- Opening Delimiter -
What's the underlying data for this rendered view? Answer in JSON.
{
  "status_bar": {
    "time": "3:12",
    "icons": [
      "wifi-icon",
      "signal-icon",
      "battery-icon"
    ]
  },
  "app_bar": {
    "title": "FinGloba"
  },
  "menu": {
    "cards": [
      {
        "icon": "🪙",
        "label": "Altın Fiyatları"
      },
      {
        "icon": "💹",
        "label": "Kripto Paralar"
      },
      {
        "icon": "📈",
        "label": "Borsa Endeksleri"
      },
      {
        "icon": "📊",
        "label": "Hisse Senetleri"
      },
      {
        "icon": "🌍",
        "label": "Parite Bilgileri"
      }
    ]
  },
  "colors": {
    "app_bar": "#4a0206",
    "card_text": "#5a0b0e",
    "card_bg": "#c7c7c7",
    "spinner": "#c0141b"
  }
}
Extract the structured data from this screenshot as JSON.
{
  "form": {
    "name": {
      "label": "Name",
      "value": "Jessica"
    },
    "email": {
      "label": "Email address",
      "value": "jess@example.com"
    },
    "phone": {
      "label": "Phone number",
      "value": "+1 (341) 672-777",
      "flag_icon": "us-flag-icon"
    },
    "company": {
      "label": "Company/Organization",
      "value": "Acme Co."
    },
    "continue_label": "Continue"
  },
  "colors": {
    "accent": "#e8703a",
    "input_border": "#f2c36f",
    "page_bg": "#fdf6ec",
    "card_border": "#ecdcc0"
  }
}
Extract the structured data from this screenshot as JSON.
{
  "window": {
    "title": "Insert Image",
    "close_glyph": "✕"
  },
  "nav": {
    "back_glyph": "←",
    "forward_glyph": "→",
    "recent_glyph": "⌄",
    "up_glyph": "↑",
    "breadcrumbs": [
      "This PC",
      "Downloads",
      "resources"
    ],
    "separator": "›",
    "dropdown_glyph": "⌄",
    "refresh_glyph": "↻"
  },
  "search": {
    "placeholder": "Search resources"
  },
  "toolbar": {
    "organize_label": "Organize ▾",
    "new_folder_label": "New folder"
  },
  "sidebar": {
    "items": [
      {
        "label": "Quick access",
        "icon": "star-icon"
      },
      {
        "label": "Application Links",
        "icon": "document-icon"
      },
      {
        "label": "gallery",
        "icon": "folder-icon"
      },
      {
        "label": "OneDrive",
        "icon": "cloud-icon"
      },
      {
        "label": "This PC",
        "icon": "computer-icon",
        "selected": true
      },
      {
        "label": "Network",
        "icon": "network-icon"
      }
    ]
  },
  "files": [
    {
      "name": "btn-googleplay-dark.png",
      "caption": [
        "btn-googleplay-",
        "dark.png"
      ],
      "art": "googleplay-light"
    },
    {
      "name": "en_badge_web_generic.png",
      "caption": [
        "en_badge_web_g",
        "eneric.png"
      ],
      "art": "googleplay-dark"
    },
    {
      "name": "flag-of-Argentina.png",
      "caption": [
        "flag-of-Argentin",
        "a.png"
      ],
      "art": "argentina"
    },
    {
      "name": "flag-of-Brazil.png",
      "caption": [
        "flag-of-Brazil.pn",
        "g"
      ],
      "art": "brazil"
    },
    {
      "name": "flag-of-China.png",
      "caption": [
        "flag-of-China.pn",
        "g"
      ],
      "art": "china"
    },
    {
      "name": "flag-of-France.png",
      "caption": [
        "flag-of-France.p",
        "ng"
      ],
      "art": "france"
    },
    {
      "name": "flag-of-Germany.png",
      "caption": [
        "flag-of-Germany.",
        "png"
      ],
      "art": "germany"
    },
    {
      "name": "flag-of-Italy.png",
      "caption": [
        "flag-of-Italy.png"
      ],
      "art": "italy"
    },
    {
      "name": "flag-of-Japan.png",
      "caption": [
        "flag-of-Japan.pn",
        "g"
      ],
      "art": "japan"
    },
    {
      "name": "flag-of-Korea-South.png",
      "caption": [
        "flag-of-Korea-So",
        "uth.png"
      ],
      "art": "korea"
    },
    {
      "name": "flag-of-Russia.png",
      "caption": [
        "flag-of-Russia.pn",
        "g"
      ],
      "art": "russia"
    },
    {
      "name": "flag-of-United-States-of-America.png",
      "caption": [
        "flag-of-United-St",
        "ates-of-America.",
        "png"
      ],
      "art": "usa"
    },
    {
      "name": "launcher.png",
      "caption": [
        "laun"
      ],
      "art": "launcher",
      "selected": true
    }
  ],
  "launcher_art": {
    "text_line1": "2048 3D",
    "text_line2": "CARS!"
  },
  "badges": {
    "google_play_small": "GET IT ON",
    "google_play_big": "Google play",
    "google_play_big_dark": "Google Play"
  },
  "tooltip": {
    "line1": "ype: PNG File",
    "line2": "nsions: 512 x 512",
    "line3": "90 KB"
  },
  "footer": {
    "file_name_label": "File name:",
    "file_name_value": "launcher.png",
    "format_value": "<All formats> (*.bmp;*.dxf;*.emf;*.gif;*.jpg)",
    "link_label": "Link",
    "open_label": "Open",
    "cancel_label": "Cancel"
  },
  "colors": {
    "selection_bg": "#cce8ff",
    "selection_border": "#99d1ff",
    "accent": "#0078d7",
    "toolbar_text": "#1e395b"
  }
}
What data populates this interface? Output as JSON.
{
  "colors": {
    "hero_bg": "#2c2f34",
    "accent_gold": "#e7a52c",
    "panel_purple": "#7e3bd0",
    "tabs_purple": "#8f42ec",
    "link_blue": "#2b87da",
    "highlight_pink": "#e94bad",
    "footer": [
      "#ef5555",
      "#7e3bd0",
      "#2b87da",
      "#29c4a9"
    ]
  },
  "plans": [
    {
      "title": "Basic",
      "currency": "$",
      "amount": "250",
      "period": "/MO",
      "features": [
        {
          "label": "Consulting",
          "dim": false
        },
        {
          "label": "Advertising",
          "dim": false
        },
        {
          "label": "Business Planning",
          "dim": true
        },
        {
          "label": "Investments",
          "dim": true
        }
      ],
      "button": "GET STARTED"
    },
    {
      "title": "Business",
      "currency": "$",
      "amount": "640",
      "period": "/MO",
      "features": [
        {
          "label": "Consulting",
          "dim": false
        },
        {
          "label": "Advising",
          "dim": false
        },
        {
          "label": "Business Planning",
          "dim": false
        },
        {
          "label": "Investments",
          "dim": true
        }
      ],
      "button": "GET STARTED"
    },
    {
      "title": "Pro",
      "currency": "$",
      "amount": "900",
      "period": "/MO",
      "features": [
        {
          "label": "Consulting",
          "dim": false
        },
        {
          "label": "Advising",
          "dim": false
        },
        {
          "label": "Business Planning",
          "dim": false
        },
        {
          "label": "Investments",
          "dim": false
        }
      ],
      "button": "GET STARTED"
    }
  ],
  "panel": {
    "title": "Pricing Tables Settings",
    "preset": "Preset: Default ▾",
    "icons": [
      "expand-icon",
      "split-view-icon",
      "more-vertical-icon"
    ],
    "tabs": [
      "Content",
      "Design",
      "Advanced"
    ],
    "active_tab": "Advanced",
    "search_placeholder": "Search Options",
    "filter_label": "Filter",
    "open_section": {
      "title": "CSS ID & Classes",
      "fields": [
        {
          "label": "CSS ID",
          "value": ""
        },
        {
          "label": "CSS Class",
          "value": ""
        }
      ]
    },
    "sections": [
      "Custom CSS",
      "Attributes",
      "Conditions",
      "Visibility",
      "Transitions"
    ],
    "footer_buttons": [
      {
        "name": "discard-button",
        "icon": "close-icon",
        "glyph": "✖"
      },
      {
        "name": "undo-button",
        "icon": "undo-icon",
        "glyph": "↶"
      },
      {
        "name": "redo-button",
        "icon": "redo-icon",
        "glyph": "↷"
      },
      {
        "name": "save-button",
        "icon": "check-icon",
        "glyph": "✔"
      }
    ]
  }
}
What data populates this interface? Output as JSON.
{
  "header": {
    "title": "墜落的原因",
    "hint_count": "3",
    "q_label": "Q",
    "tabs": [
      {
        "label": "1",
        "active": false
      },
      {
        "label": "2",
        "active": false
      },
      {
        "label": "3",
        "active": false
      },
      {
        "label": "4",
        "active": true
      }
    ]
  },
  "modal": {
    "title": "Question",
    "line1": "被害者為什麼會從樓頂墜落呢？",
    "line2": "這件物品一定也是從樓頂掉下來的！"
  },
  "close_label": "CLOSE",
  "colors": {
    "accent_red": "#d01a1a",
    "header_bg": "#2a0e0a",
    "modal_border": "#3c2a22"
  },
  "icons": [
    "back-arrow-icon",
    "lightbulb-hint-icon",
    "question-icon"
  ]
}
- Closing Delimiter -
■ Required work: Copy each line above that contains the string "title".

■ Answer below:
    "title": "FinGloba"
    "title": "Insert Image",
      "title": "Basic",
      "title": "Business",
      "title": "Pro",
    "title": "Pricing Tables Settings",
      "title": "CSS ID & Classes",
    "title": "墜落的原因",
    "title": "Question",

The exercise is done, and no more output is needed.